The Show on KJZZ

Listen live weekdays at 9 a.m.

Some Neighbors Oppose Apartment Complex Near 32nd Street, Shea In Phoenix

Published: Thursday, May 14, 2015 - 5:28pm
Updated: Friday, May 15, 2015 - 10:33am
Audio icon Download mp3 (6.75 MB)
Artist's rendering of the proposed View 32 apartment building.
(Photo by Mark Brodie - KJZZ)
The current building on 32nd Street just north of Shea Boulevard in north Phoenix.

A few weeks ago, we brought you a conversation with Phoenix Councilman Bill Gates, talking about efforts to revitalize the area around 32nd Street and Shea Boulevard. The plan includes working on shops, restaurants and streets, among other things. But one proposed project has some neighbors upset.

It’s on 32nd Street, a few hundred feet north of Shea. Right now, it’s a single-story building with a vet and some other small businesses in it. But a developer is planning a five-story apartment complex.

"I see a building that could use some TLC, but I certainly don’t see a blighted neighborhood by any means," said attorney Michelle Lombino, who has lived a little north of the site for almost 20 years.

She and many of her neighbors don’t like the new project, called View 32.
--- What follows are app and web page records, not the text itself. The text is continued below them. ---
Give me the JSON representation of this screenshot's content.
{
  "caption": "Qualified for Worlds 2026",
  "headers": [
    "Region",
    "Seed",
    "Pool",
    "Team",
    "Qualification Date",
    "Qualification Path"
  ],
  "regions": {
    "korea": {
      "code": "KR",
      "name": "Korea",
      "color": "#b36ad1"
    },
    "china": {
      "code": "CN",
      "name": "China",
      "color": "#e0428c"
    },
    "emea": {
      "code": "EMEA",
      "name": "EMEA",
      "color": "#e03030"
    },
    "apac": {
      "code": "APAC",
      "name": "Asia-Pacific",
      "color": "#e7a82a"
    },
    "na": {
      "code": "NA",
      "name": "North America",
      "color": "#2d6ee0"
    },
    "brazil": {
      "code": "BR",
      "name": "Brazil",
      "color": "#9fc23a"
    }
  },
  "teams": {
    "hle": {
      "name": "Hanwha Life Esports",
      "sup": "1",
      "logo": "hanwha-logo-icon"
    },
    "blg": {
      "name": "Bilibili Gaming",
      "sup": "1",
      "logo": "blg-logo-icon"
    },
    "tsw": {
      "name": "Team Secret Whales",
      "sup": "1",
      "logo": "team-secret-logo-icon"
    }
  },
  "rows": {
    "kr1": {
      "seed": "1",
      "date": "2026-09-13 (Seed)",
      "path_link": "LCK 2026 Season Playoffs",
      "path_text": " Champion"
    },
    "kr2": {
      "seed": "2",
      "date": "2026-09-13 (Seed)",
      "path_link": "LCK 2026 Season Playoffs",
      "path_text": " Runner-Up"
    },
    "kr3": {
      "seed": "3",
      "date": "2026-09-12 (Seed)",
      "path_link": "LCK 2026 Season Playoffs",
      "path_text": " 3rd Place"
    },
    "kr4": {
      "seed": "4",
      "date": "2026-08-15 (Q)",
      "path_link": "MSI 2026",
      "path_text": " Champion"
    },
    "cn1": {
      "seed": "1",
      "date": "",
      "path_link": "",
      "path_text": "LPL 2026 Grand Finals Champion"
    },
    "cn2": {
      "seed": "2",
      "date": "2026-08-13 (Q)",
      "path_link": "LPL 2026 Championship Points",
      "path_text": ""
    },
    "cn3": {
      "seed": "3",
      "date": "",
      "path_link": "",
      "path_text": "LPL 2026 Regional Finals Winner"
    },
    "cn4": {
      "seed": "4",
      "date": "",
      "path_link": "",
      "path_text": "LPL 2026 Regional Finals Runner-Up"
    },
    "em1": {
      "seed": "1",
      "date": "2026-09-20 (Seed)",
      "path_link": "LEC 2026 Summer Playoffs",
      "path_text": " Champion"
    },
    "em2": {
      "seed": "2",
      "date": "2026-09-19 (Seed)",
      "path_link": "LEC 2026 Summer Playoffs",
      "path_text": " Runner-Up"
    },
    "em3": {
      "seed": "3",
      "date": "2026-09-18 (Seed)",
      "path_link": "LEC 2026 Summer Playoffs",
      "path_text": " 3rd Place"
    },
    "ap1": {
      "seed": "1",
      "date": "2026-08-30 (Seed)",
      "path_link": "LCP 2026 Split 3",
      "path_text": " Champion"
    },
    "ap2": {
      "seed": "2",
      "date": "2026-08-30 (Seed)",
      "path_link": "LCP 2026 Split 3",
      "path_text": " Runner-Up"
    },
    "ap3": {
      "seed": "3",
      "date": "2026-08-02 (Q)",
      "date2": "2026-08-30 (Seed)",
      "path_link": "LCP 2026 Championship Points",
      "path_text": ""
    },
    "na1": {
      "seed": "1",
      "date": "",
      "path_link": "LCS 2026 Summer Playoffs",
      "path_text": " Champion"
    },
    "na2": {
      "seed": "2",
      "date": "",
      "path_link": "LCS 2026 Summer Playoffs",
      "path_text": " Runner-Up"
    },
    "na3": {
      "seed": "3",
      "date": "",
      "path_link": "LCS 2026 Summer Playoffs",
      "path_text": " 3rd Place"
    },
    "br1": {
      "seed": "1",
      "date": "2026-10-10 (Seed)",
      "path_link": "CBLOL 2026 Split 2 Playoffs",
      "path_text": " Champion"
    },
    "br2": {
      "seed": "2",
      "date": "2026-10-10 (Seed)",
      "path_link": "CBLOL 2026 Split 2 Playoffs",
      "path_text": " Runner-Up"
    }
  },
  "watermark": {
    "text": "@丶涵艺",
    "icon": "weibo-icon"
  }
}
"By constructing a five-story apartment building in this area, you will go against all that is the strength and promise of this area," she said. "A five-story apartment building would drastically change the character and composition of our neighborhood and it does not honor all that is best in this neighborhood."
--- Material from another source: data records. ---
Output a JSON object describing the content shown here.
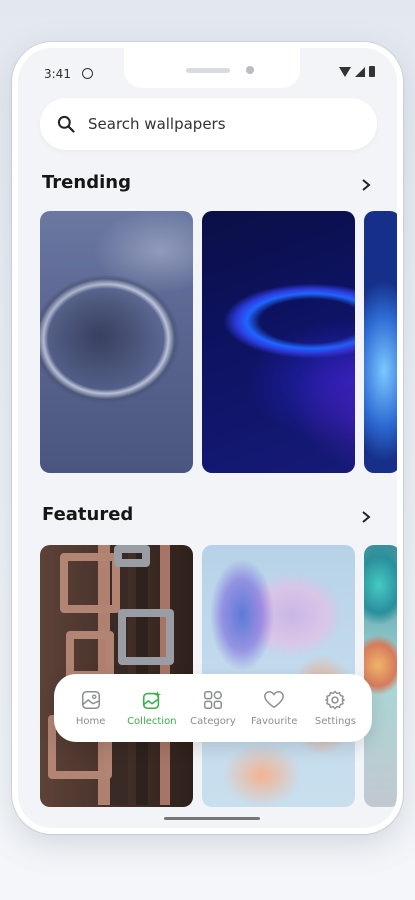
{
  "status": {
    "time": "3:41"
  },
  "search": {
    "placeholder": "Search wallpapers"
  },
  "trending": {
    "title": "Trending"
  },
  "featured": {
    "title": "Featured"
  },
  "nav": {
    "items": [
      {
        "label": "Home",
        "icon": "home-image-icon",
        "active": false
      },
      {
        "label": "Collection",
        "icon": "collection-image-icon",
        "active": true
      },
      {
        "label": "Category",
        "icon": "category-grid-icon",
        "active": false
      },
      {
        "label": "Favourite",
        "icon": "heart-icon",
        "active": false
      },
      {
        "label": "Settings",
        "icon": "gear-icon",
        "active": false
      }
    ],
    "active_color": "#3caf4a",
    "inactive_color": "#8a8d93"
  }
}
Basically, Lombino’s argument comes down to the apartment building wouldn’t fit in the area. 

"I think some of their points are really valid," said Michael Martindale with the brokerage firm CRA, which is working on the project.

Martindale said the area was built over the past 50 years and hasn’t had a lot of new development since then. But he thinks this project would change that.
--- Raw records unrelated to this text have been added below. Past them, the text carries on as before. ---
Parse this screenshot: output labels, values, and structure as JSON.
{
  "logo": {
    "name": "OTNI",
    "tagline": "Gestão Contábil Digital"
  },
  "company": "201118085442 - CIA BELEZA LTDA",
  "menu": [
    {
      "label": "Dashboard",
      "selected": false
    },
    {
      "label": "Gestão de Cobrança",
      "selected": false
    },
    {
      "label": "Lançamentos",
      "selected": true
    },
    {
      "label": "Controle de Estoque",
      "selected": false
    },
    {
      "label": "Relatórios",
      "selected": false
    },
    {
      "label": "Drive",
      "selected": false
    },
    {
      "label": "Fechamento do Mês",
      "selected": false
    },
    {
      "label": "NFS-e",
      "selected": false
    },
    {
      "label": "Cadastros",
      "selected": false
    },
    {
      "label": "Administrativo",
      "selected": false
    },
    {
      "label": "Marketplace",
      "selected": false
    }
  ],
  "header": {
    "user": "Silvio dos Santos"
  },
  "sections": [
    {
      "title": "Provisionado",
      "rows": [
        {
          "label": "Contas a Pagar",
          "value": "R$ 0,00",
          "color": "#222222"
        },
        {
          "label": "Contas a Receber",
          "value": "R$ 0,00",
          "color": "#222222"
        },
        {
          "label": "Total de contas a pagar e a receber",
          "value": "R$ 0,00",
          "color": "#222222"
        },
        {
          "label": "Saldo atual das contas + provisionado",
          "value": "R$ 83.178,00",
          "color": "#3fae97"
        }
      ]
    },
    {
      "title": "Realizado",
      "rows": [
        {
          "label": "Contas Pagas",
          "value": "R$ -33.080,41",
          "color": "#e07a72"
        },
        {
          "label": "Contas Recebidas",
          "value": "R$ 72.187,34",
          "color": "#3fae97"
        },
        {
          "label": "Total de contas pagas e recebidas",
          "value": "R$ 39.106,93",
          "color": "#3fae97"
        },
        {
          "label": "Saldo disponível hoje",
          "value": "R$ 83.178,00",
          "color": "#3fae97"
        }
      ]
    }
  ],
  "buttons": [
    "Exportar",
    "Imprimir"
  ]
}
"What we’re trying to do is introduce 147 units of folks to an area to get not only some revitalization, but not for merchants and restaurants, which would be great, but these people are gonna come, they’re gonna enjoy the neighborhood, I think they’re gonna revitalize it and they’re probably gonna look around and want to stay and buy a new home," he said.

The apartment building would essentially change the zoning on that piece of land, using what’s called a Planned Unit Development or PUD. Phoenix has been using them for less than a decade although it had, and other Valley cities still have, other similar designations.

Grady Gammage has been a zoning lawyer in Phoenix for 40 years and said PUDs give developers and land owners more flexibility and cities more oversight and control. And, he said, they’re becoming more popular.

"In an era when we want the city to become more dense, when we want it to become more mixed-use and when we want to see more creativity in the design and architecture, this is sort of the trend," he said. "This is where everything is headed."

Gammage, though, said they’re not perfect.

"The dilemma with it is, unlike the old-style zoning, if you’re a neighbor you’ve got to be really vigilant in paying attention to what’s being proposed because it’s gonna be very specific and there may be aspects of it that are quite different from what was typical in the neighborhood before someone proposed a PUD," he said.

Gammage expects developers to continue using PUDs. He said some really like them because of the flexibility they offer and are willing to invest money up front for design work before knowing if the plans will be approved. On the other hand, some developers won’t use PUDs because they don’t want to spend the money on a project that may not get approval.

Wendy Riddell, a land-use attorney with the firm Berry Riddell and Rosensteel, said PUDs can be especially useful for infill projects.

"We kind of have this one-size-fits-all zoning and it didn’t really incorporate, in most situations, the type of mixed use that we want to see today, that more sort of work-live-play concept, that urban living concept," she said. "And through the use of the PUD, you’re able to develop those types of projects."

Riddell said the process for applying for a PUD is generally longer and more expensive than a typical zoning case. But, she said, they’re a helpful tool.

"I think what’s particularly beneficial about PUDs is it really allows everyone, from the community at large to our elected officials, to look at the design that’s proposed within the particular context in which it’s proposed," she said.

Riddell said PUDs can change things like how far back from the street a project is built, a parcel’s use and the height of a building. And it’s that last one that has Michelle Lombino and her neighbors particularly upset about View 32. She’s worried it would obstruct the area’s views of the mountains.

"If the developer introduced something that was more in keeping with the current zoning and the current area, I’m sure that my neighbors and I would consider it," she said.

But broker Michael Martindale said factors like height and mass are driven by economics. He said if the price was different, the project might be as well.

"You need to get a level of mass to get things like financing and buyers at the end of the day for the projects," Martindale said. "And, at 147 units right now, we’re frankly borderline. Getting much below that, the economics just — they don’t exist."

The case was scheduled to be heard by the Phoenix Planning Commission this week, but at the developer’s request, the panel held off on that until its June meeting. In the meantime, there’s another neighborhood meeting planned to talk about the proposal.

BusinessThe Show